March 21, 2023
One of the amazing things about old APL books is that no matter how many years have passed, no matter how many new language features have been added, there are invariably many useful nuggets to be gleaned from them. A lot of very smart people used APL back in the day.
Consider the case of
⍒⍋ and its twin
⍒⍒. A while back on the APL Farm there was a discussion of the interpretation and usefulness of these combinations, which culminated with:
So the conclusion is that if we are only dealing in permutations
⍒⍋is worthless since it's simply a slower
⌽, and if we are not dealing in permutations even Adám doesn't know what
⍒⍋does so it is probably equally worthless.

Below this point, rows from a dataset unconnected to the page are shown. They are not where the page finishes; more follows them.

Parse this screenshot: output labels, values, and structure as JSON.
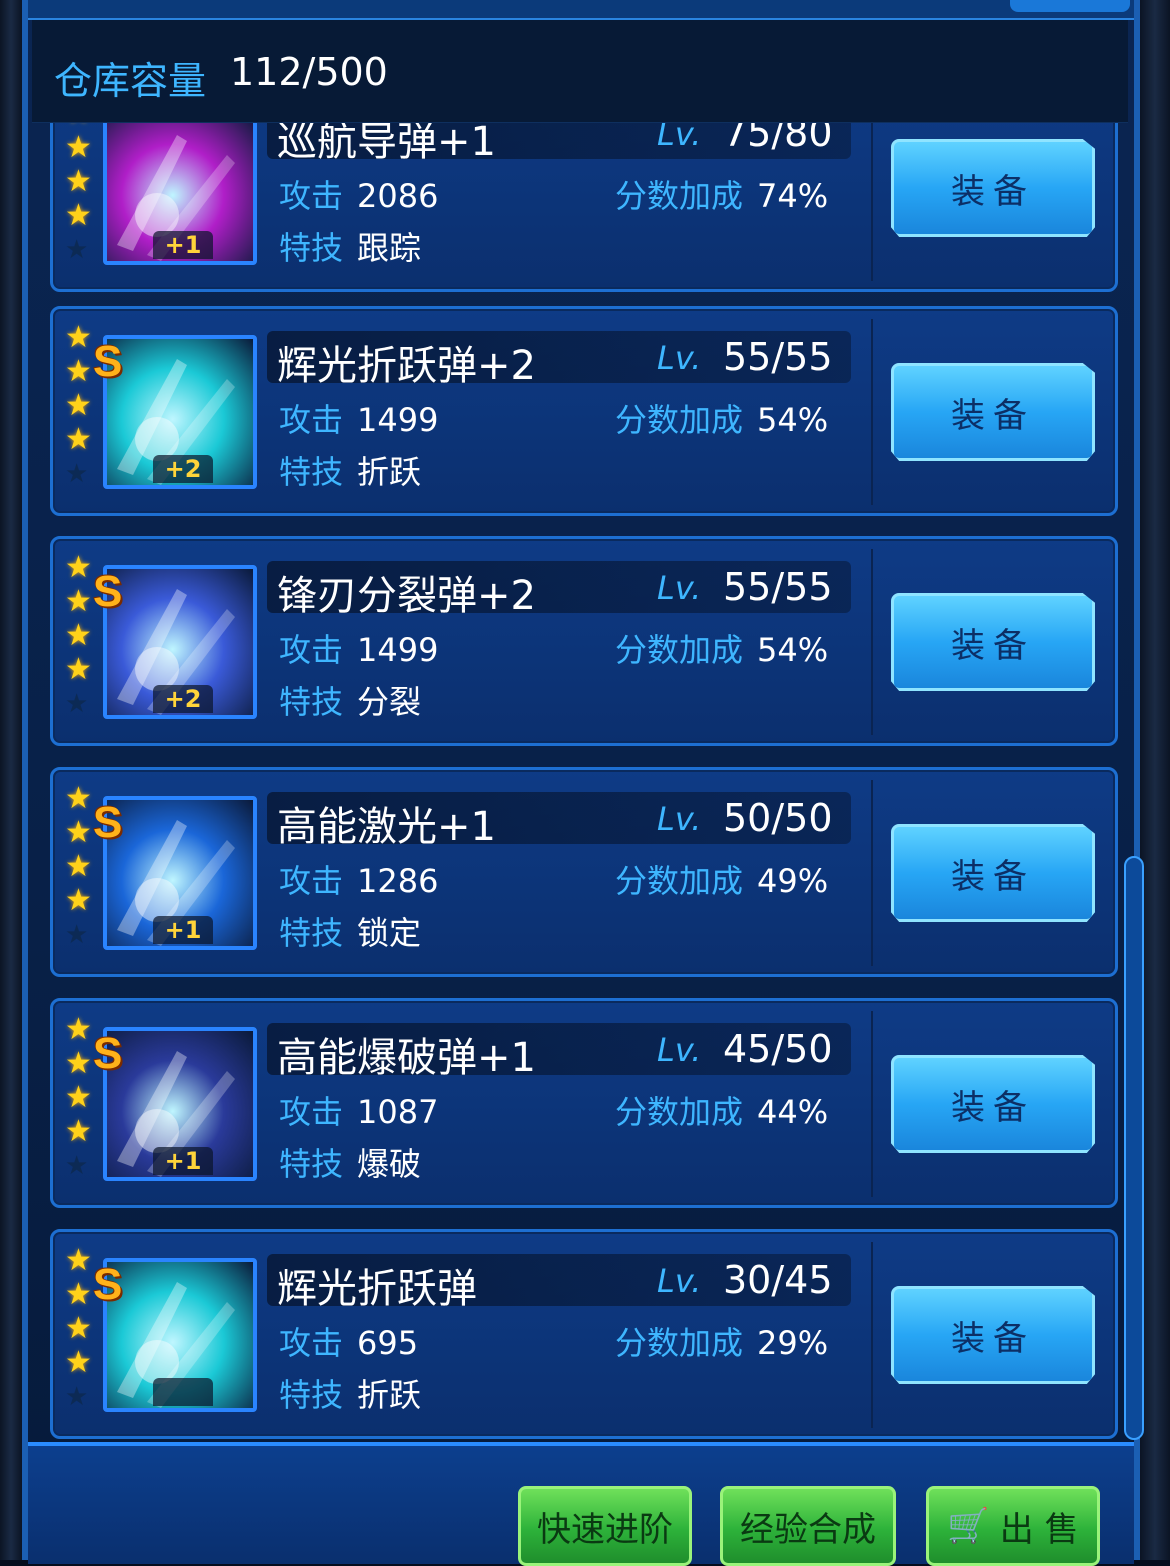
{
  "capacity": {
    "label": "仓库容量",
    "value": "112/500"
  },
  "labels": {
    "attack": "攻击",
    "bonus": "分数加成",
    "skill": "特技",
    "lv": "Lv.",
    "equip": "装备"
  },
  "items": [
    {
      "name": "巡航导弹+1",
      "lv": "75/80",
      "attack": "2086",
      "bonus": "74%",
      "skill": "跟踪",
      "plus": "+1",
      "rank": "",
      "stars": 4,
      "icon": "missile-icon",
      "color": "#b01ec8"
    },
    {
      "name": "辉光折跃弹+2",
      "lv": "55/55",
      "attack": "1499",
      "bonus": "54%",
      "skill": "折跃",
      "plus": "+2",
      "rank": "S",
      "stars": 4,
      "icon": "warp-icon",
      "color": "#1bc9d6"
    },
    {
      "name": "锋刃分裂弹+2",
      "lv": "55/55",
      "attack": "1499",
      "bonus": "54%",
      "skill": "分裂",
      "plus": "+2",
      "rank": "S",
      "stars": 4,
      "icon": "blade-icon",
      "color": "#3a5ad8"
    },
    {
      "name": "高能激光+1",
      "lv": "50/50",
      "attack": "1286",
      "bonus": "49%",
      "skill": "锁定",
      "plus": "+1",
      "rank": "S",
      "stars": 4,
      "icon": "laser-icon",
      "color": "#1a66d8"
    },
    {
      "name": "高能爆破弹+1",
      "lv": "45/50",
      "attack": "1087",
      "bonus": "44%",
      "skill": "爆破",
      "plus": "+1",
      "rank": "S",
      "stars": 4,
      "icon": "blast-icon",
      "color": "#2a3a9a"
    },
    {
      "name": "辉光折跃弹",
      "lv": "30/45",
      "attack": "695",
      "bonus": "29%",
      "skill": "折跃",
      "plus": "",
      "rank": "S",
      "stars": 4,
      "icon": "warp-icon",
      "color": "#1bc9d6"
    }
  ],
  "actions": {
    "quick": "快速进阶",
    "exp": "经验合成",
    "sell": "出 售"
  }
}
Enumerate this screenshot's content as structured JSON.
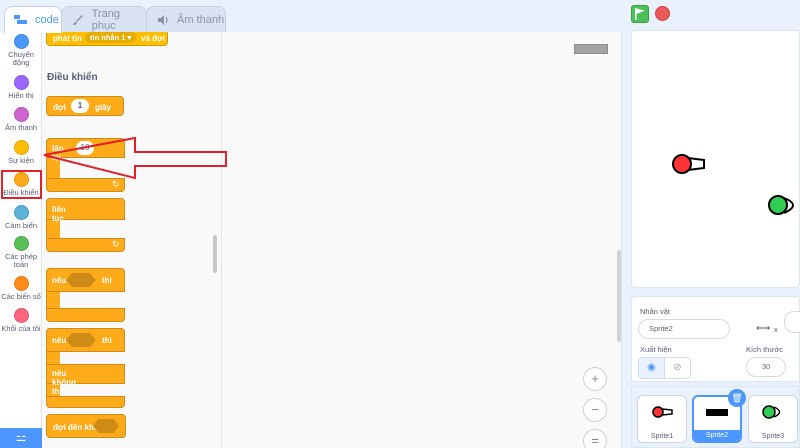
{
  "tabs": [
    {
      "label": "code",
      "icon": "code-icon",
      "active": true
    },
    {
      "label": "Trang phục",
      "icon": "brush-icon",
      "active": false
    },
    {
      "label": "Âm thanh",
      "icon": "speaker-icon",
      "active": false
    }
  ],
  "categories": [
    {
      "label": "Chuyển động",
      "color": "#4c97ff"
    },
    {
      "label": "Hiển thị",
      "color": "#9966ff"
    },
    {
      "label": "Âm thanh",
      "color": "#cf63cf"
    },
    {
      "label": "Sự kiện",
      "color": "#ffbf00"
    },
    {
      "label": "Điều khiển",
      "color": "#ffab19"
    },
    {
      "label": "Cảm biến",
      "color": "#5cb1d6"
    },
    {
      "label": "Các phép toán",
      "color": "#59c059"
    },
    {
      "label": "Các biến số",
      "color": "#ff8c1a"
    },
    {
      "label": "Khối của tôi",
      "color": "#ff6680"
    }
  ],
  "palette": {
    "top_block": {
      "prefix": "phát tin",
      "dropdown": "tin nhắn 1 ▾",
      "suffix": "và đợi"
    },
    "section_title": "Điều khiển",
    "wait": {
      "prefix": "đợi",
      "value": "1",
      "suffix": "giây"
    },
    "repeat": {
      "prefix": "lặp lại",
      "value": "10"
    },
    "forever": {
      "label": "liên tục"
    },
    "if_then": {
      "prefix": "nếu",
      "suffix": "thì"
    },
    "if_else": {
      "prefix": "nếu",
      "suffix": "thì",
      "else": "nếu không thì"
    },
    "wait_until": {
      "label": "đợi đến khi"
    }
  },
  "zoom": {
    "in": "+",
    "out": "−",
    "reset": "="
  },
  "sprite_info": {
    "name_label": "Nhân vật",
    "name_value": "Sprite2",
    "show_label": "Xuất hiện",
    "size_label": "Kích thước",
    "size_value": "30",
    "x_label": "x"
  },
  "sprites": [
    {
      "name": "Sprite1",
      "selected": false
    },
    {
      "name": "Sprite2",
      "selected": true
    },
    {
      "name": "Sprite3",
      "selected": false
    }
  ],
  "colors": {
    "highlight": "#e0202b",
    "accent": "#4c97ff",
    "control": "#ffab19"
  }
}
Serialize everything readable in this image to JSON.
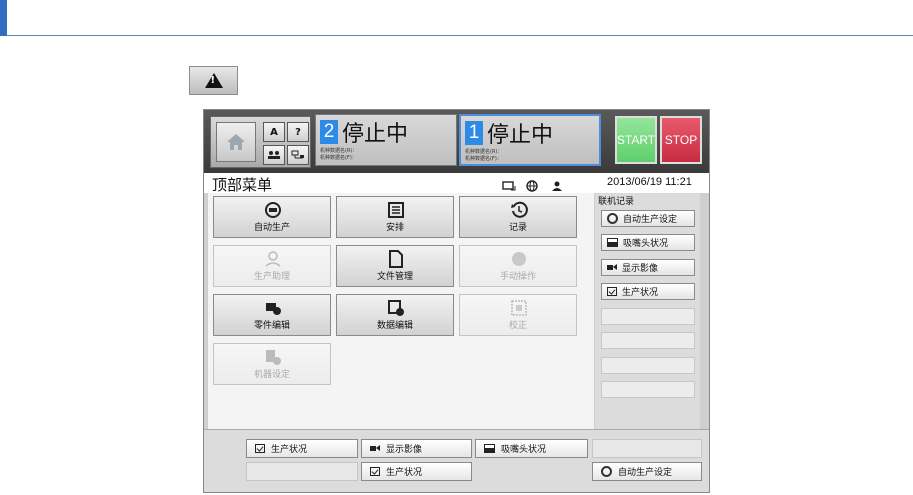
{
  "panel": {
    "status_left": {
      "number": "2",
      "text": "停止中",
      "sub1": "机种数据名(R)：",
      "sub2": "机种数据名(F)："
    },
    "status_right": {
      "number": "1",
      "text": "停止中",
      "sub1": "机种数据名(R)：",
      "sub2": "机种数据名(F)："
    },
    "start_label": "START",
    "stop_label": "STOP",
    "title": "顶部菜单",
    "datetime": "2013/06/19 11:21",
    "header_small": {
      "auto_label": "A",
      "help_label": "?"
    }
  },
  "menu": {
    "auto_production": "自动生产",
    "schedule": "安排",
    "record": "记录",
    "production_assist": "生产助理",
    "file_management": "文件管理",
    "manual_operation": "手动操作",
    "part_edit": "零件编辑",
    "data_edit": "数据编辑",
    "calibration": "校正",
    "machine_settings": "机器设定"
  },
  "online_log": {
    "heading": "联机记录",
    "items": [
      "自动生产设定",
      "吸嘴头状况",
      "显示影像",
      "生产状况"
    ]
  },
  "bottom": {
    "row1": [
      "生产状况",
      "显示影像",
      "吸嘴头状况"
    ],
    "row2_mid": "生产状况",
    "row2_right": "自动生产设定"
  },
  "colors": {
    "accent_blue": "#2d8ae6",
    "start_green": "#5fcf6b",
    "stop_red": "#c72c42"
  }
}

I read this at the time with an uneasy feeling that somewhere, sometime, I had a use for
⍒⍋, but promptly forgot about the whole thing. And then just the other day I was refactoring a test for a function that computes the average rank. And lo and behold:
and its sibling:
I wonder if and how average rank could be computed as efficiently or succinctly without
⍒⍋. I know it can be computed using two outer products, but that is very expensive in time, space, and tokens. I also wonder if there are any other documented uses of these pairings. Given the discussion in the APL Farm where it was observed that
⌽p for permutation
p, it is probably no accident that this application of
I was pretty sure I did not come up with these expressions on my own, and a short search of my library revealed that I had most likely lifted it from APL2 in Depth , a 1995 text by legends Norman Thompson and Ray Polivka. Don't get rid of those old APL books!